And down go the Rangers...
Sabres 5, Rangers 4
Buffalo wins series 4-2
For the first time I can remember, I was glad to see the New York Rangers in the playoffs and playing well this season.
Growing up in Western Canada, home to hockey's purported "small markets," it's funny how the Blueshirts from Broadway came to represent the NHL's big-town baddies — the money-grubbing ghouls who took the Cup from the Canucks in 1994 and helped create the half-season lockout the following season.
That's a pretty silly, simplified way of looking at the marquee team in the United States' biggest market, but I think for a lot of Canadian hockey fans, that's the way it is.
Or was, anyway.
Not that it mattered, not for a long time. New York has been downright awful and out of it for most of the past 13 years since winning that lone championship, missing the playoffs for eight consecutive seasons before returning to the dance last year for a feeble, four-game exit at the hands of the Devils.
But without the benefits of hockey's biggest payroll, the Rangers have become somewhat of an underdog — and a (gasp) fairly well-managed one at that. GM Glen Sather has assembled a pretty workmanlike cast, especially on the blue line, and a few key additions in Brendan Shanahan and Sean Avery have dramatically increased the sandpaper content on this team.

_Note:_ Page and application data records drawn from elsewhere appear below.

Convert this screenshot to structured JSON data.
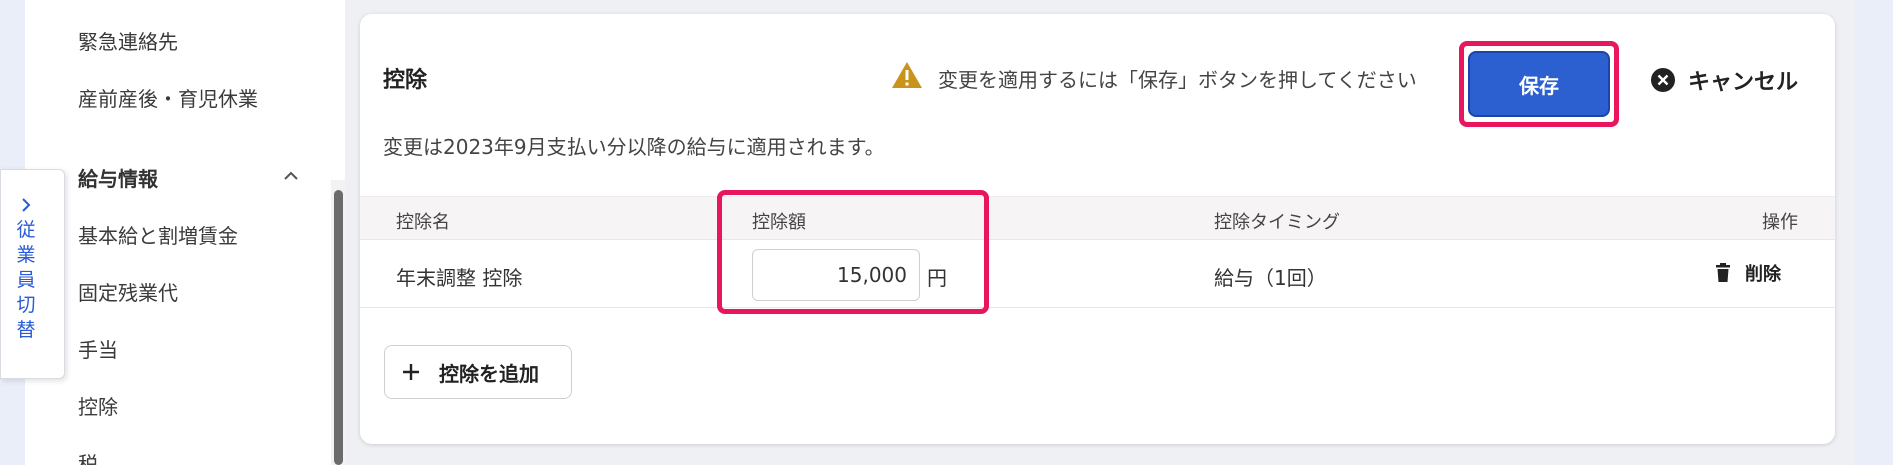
{
  "sidebar": {
    "items_top": [
      "緊急連絡先",
      "産前産後・育児休業"
    ],
    "section_heading": "給与情報",
    "section_items": [
      "基本給と割増賃金",
      "固定残業代",
      "手当",
      "控除",
      "税"
    ]
  },
  "switch_tab": {
    "label": "従業員切替"
  },
  "card": {
    "title": "控除",
    "warning": "変更を適用するには「保存」ボタンを押してください",
    "save_label": "保存",
    "cancel_label": "キャンセル",
    "notice": "変更は2023年9月支払い分以降の給与に適用されます。"
  },
  "table": {
    "headers": [
      "控除名",
      "控除額",
      "控除タイミング",
      "操作"
    ],
    "rows": [
      {
        "name": "年末調整 控除",
        "amount": "15,000",
        "unit": "円",
        "timing": "給与（1回）",
        "action": "削除"
      }
    ]
  },
  "add_button_label": "控除を追加",
  "colors": {
    "accent": "#2c5fd0",
    "highlight": "#e8175d",
    "warning": "#c8951a"
  }
}
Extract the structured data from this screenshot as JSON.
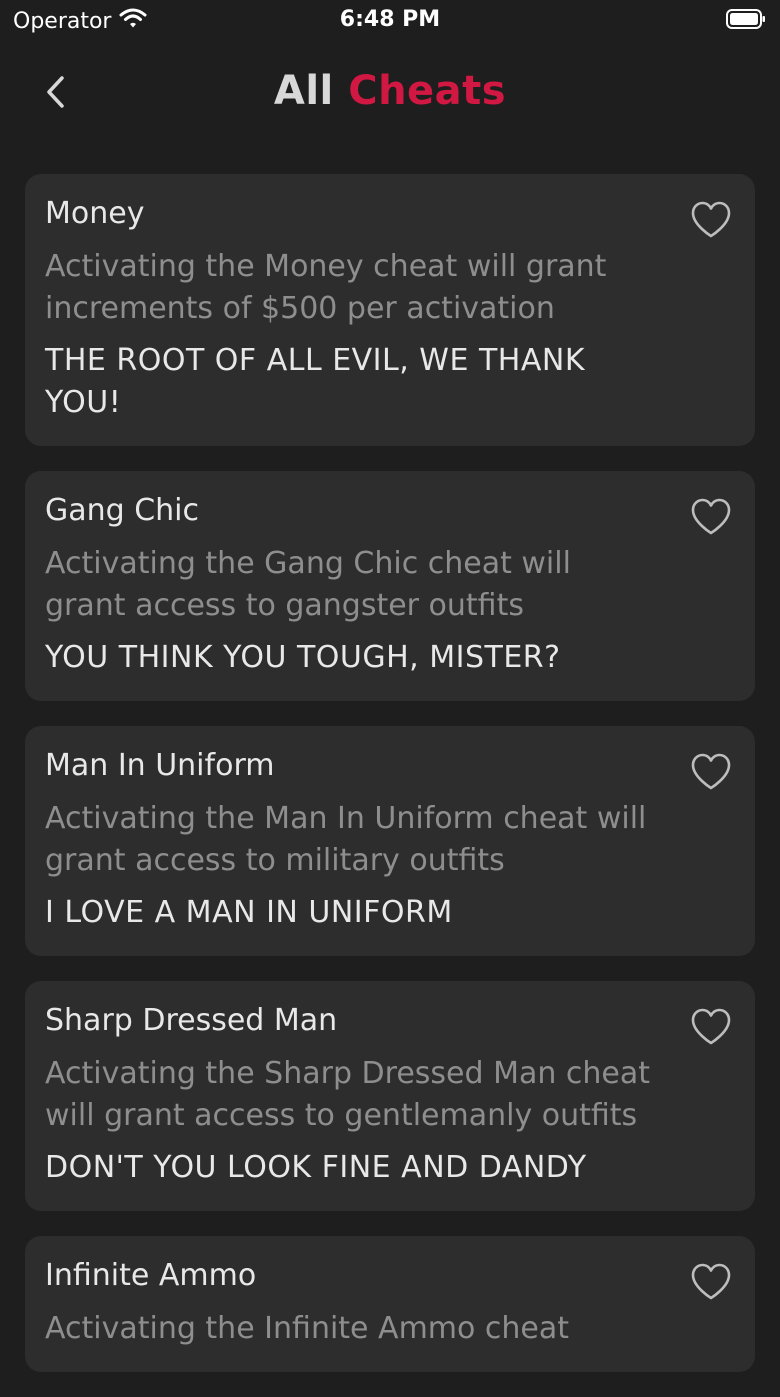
{
  "status_bar": {
    "carrier": "Operator",
    "time": "6:48 PM"
  },
  "header": {
    "title_part1": "All",
    "title_part2": "Cheats",
    "accent_color": "#d01842"
  },
  "cheats": [
    {
      "name": "Money",
      "description": "Activating the Money cheat will grant increments of $500 per activation",
      "code": "THE ROOT OF ALL EVIL, WE THANK YOU!"
    },
    {
      "name": "Gang Chic",
      "description": "Activating the Gang Chic cheat will grant access to gangster outfits",
      "code": "YOU THINK YOU TOUGH, MISTER?"
    },
    {
      "name": "Man In Uniform",
      "description": "Activating the Man In Uniform cheat will grant access to military outfits",
      "code": "I LOVE A MAN IN UNIFORM"
    },
    {
      "name": "Sharp Dressed Man",
      "description": "Activating the Sharp Dressed Man cheat will grant access to gentlemanly outfits",
      "code": "DON'T YOU LOOK FINE AND DANDY"
    },
    {
      "name": "Infinite Ammo",
      "description": "Activating the Infinite Ammo cheat",
      "code": ""
    }
  ],
  "icons": {
    "back": "chevron-left-icon",
    "favorite": "heart-outline-icon",
    "wifi": "wifi-icon",
    "battery": "battery-icon"
  }
}
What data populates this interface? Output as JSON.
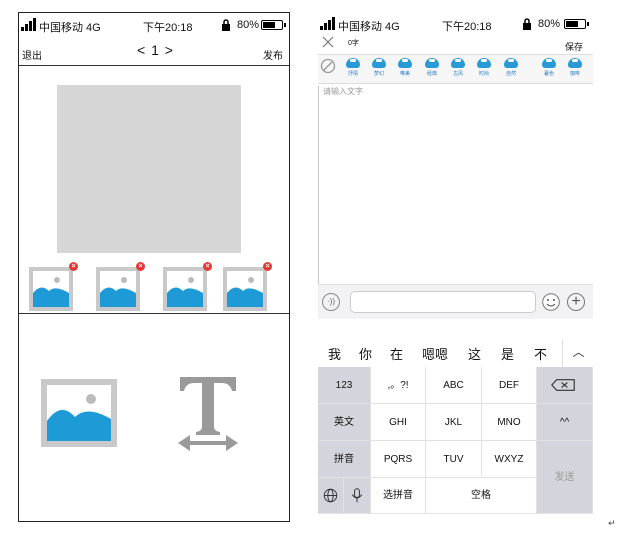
{
  "left": {
    "status": {
      "carrier": "中国移动 4G",
      "time": "下午20:18",
      "battery": "80%"
    },
    "header": {
      "exit_label": "退出",
      "pager": "< 1 >",
      "publish_label": "发布"
    },
    "thumbnails": [
      {
        "icon": "image-icon",
        "remove_icon": "remove-icon"
      },
      {
        "icon": "image-icon",
        "remove_icon": "remove-icon"
      },
      {
        "icon": "image-icon",
        "remove_icon": "remove-icon"
      },
      {
        "icon": "image-icon",
        "remove_icon": "remove-icon"
      }
    ],
    "tools": {
      "image_tool_icon": "image-icon",
      "text_tool_icon": "text-size-icon"
    }
  },
  "right": {
    "status": {
      "carrier": "中国移动 4G",
      "time": "下午20:18",
      "battery": "80%"
    },
    "header": {
      "char_count": "0字",
      "save_label": "保存"
    },
    "filters": [
      "抒情",
      "梦幻",
      "唯美",
      "经典",
      "古风",
      "时尚",
      "自然",
      "暮色",
      "咖啡"
    ],
    "placeholder": "请输入文字",
    "candidates": [
      "我",
      "你",
      "在",
      "嗯嗯",
      "这",
      "是",
      "不"
    ],
    "keyboard": {
      "rows": [
        [
          "123",
          ",。?!",
          "ABC",
          "DEF"
        ],
        [
          "英文",
          "GHI",
          "JKL",
          "MNO",
          "^^"
        ],
        [
          "拼音",
          "PQRS",
          "TUV",
          "WXYZ"
        ],
        [
          "选拼音",
          "空格"
        ]
      ],
      "send": "发送"
    }
  },
  "colors": {
    "accent_blue": "#2a9ad6",
    "remove_red": "#e53935",
    "placeholder_gray": "#d6d6d6"
  }
}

Add in the fact that Jaromir Jagr, 35, had what was his best season in six or seven years after flaming out last April, and, well, there was a lot to like in New York this postseason. Add in a burgeoning star in goal in Henrik Lundqvist and a passionate hometown crowd packing Madison Square Gardens and that's a team I can get behind.
Or at the very least watch on television a few times a week.
Yesterday's game against the Buffalo Sabres, the top team in hockey, was a good example of these reborn Rangers, as even down 4-2 midway through the game, New York continued to press and crawl back into the game.
It eventually took a beautiful/unrepeatable redirection from Jochen Hecht with 5:10 remaining in the game to really take the wind out of the Rangers' sails (although a late marker by Michael Nylander made it interesting about two minutes later).
In fact, this series was so close that it took a buzzer beater of a goal by Chris Drury in Game 5 to keep the Rangers from taking a 3-2 lead heading home, a situation where you'd have to favour the sixth-seeded underdogs. Despite the fact Buffalo ultimately won in six games, this was as close a match-up as we'll see in Round 2, something for which coach Tom Renney and his club deserve at least a pat on the back for.
There was, for the first time in a long, long time, a lot of heart on display at MSG this spring, so much so that some of hockey's top pundits are now murmuring as to the possibility of Sather adding that one final piece — a No. 1 blueliner — and pushing his club into the 'elite' of the Eastern Conference.
Shanahan's the only key cog set to become an unrestricted free agent on July 1, but given the year he enjoyed with Jagr and friends, my guess is he's there to stay for another go at it in the Big Apple.
And why not? Suddenly, things are looking up in New York.
These baddies are good again.